Mississippi is close to passing a bill that would explicitly enable outright discrimination against members of the LGBT community. The bill, which as of Wednesday returned to the House for concurrence with an amendment following its approval by both the Mississippi House and Senate, would allow discrimination based on the following beliefs:
From the House Bill 1523:
- Marriage is or should be recognized as the union of one man and one woman.
- Sexual relations are properly reserved to such a marriage.
- Male (man) or female (woman) refer to an individual’s immutable biological sex as objectively determined by anatomy and genetics at time of birth.”
The bill also enumerates the myriad ways that people who hold such beliefs are allowed to discriminate, including the following:
- Government employees, religious organizations, and private individuals and businesses alike would have license to decline any services related to marriage.
- Religious organizations have the license to fire, discipline, or refuse to hire employees.
- Religious organizations may refuse to sell, rent, or provide shelter.
- Religious organizations may refuse to provide fostering and adoptive services without risking state subsidies.
- Foster and adoptive parents have the license to to impose their religious beliefs on their children.
- Employers and educators may establish “sex-specific standards or policies concerning employee or student dress or grooming,” and manage access to restrooms and other sex-segregated facilities.
- State employees may openly express their beliefs without consequence.
Should anyone take advantage of the opportunity to discriminate provided by this bill, they will be protected from any legal consequence, including tax penalties, fines, loss of contracts or grants, loss of benefits, loss of license or certification, or any employment setbacks.
— Bryan Dorr (@BJDorr) March 30, 2016
Furthermore, should anyone facing discrimination sue, the discriminator would be able to cite religious beliefs to justify their behavior and would not only win the court case, but would also be eligible to receive compensatory damages from those they have discriminated against.

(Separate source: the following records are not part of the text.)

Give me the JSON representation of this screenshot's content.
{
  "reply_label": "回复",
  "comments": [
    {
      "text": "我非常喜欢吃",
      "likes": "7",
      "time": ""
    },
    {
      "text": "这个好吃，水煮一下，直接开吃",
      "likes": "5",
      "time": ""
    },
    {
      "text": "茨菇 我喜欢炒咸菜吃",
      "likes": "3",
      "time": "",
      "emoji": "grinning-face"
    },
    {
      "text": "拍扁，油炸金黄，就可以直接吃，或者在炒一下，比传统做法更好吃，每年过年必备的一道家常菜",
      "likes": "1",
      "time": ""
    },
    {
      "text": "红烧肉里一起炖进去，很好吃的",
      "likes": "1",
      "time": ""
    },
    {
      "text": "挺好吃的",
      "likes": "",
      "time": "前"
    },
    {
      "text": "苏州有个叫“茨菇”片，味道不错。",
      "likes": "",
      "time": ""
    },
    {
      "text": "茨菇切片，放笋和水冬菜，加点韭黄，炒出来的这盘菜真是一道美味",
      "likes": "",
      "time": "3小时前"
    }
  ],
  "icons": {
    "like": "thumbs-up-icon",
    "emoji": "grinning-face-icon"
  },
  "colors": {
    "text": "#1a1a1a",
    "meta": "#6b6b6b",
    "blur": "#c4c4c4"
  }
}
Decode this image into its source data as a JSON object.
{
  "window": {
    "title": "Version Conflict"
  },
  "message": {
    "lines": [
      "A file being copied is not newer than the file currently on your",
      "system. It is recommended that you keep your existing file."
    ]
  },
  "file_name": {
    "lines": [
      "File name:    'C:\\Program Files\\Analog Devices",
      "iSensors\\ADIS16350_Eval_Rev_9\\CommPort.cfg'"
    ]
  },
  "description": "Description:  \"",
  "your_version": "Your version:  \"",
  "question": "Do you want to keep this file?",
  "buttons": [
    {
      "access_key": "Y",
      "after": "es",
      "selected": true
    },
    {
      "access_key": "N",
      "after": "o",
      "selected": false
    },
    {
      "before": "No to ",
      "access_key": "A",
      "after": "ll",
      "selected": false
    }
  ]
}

Additionally, the bill would void any municipal laws seeking to protect LGBT individuals from discrimination.
Though the bill is most harmful to members of the LGBT community, it may also have much wider-reaching implications, potentially impacting single mothers and divorcees, among others.
Protect Thy Neighbor, a group which advocates for the separation of church and state, has created a list of hypothetical scenarios which may result from the passage of this bill. These scenarios include, for example, the possibility that adoption agencies could refuse to place a child with a family if the parents lived together before they were married and even allow businesses to fire women for wearing pants (though ThinkProgress notes that the latter would likely be prevented under Title VII of the Civil Rights Act).
Though these examples seem absurd, they are no more ridiculous than the fact that in 2016, states are seeking to legally protect discrimination against the LGBT community.